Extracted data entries
□ □ □ □ □ □ □
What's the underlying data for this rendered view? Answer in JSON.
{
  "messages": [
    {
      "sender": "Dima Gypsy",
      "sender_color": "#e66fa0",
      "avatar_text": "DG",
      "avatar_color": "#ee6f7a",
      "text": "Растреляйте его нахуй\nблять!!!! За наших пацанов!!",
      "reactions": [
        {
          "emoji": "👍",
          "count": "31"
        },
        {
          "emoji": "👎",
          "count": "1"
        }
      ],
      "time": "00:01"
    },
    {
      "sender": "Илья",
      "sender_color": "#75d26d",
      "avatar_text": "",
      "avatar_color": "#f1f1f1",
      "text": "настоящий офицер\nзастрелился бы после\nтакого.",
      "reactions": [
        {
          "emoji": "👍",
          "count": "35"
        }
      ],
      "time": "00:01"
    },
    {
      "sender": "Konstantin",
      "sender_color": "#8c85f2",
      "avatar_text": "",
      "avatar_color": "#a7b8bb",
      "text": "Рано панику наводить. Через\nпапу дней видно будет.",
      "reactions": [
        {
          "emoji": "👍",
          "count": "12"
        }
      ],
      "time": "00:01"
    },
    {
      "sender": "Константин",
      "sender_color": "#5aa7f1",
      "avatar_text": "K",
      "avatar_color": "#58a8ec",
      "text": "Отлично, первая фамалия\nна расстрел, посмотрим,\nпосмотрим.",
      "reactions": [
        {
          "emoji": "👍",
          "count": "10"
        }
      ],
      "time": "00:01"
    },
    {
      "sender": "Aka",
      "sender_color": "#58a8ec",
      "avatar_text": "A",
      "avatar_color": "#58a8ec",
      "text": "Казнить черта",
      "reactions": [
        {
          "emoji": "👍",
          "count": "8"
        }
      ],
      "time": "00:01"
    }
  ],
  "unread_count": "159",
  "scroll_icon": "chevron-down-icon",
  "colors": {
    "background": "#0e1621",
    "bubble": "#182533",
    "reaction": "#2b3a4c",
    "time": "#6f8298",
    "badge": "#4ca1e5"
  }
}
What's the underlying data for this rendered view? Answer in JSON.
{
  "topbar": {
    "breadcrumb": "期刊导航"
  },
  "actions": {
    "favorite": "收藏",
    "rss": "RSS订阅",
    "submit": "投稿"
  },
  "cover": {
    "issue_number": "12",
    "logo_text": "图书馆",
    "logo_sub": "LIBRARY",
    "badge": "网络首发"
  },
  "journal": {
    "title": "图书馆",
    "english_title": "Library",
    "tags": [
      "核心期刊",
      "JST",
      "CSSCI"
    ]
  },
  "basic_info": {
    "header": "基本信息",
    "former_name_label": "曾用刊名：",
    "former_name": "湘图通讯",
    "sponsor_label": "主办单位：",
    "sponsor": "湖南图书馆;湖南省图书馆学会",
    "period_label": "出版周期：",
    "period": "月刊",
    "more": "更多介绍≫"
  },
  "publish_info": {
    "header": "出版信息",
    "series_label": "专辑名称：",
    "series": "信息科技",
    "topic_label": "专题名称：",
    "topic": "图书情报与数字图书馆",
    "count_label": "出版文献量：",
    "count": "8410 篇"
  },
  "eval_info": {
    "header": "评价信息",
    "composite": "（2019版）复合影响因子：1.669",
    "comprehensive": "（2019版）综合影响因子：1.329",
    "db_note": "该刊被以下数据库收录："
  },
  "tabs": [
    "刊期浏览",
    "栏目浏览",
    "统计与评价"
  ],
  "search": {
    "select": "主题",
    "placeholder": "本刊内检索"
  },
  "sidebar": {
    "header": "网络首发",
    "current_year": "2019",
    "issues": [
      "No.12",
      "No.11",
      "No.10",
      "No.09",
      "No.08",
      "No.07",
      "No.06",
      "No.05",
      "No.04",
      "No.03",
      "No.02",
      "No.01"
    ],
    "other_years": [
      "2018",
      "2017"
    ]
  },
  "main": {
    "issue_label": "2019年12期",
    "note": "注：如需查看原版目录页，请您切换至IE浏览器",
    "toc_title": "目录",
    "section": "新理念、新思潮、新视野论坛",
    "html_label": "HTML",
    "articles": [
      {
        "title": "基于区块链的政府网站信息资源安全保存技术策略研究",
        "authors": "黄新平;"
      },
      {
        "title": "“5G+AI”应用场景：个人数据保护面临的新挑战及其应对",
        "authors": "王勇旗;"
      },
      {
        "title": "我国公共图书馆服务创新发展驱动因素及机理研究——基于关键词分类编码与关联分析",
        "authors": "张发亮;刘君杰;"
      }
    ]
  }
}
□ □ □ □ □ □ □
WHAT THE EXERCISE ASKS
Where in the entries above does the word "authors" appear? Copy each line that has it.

RESULT FOR THIS TASK
        "authors": "黄新平;"
        "authors": "王勇旗;"
        "authors": "张发亮;刘君杰;"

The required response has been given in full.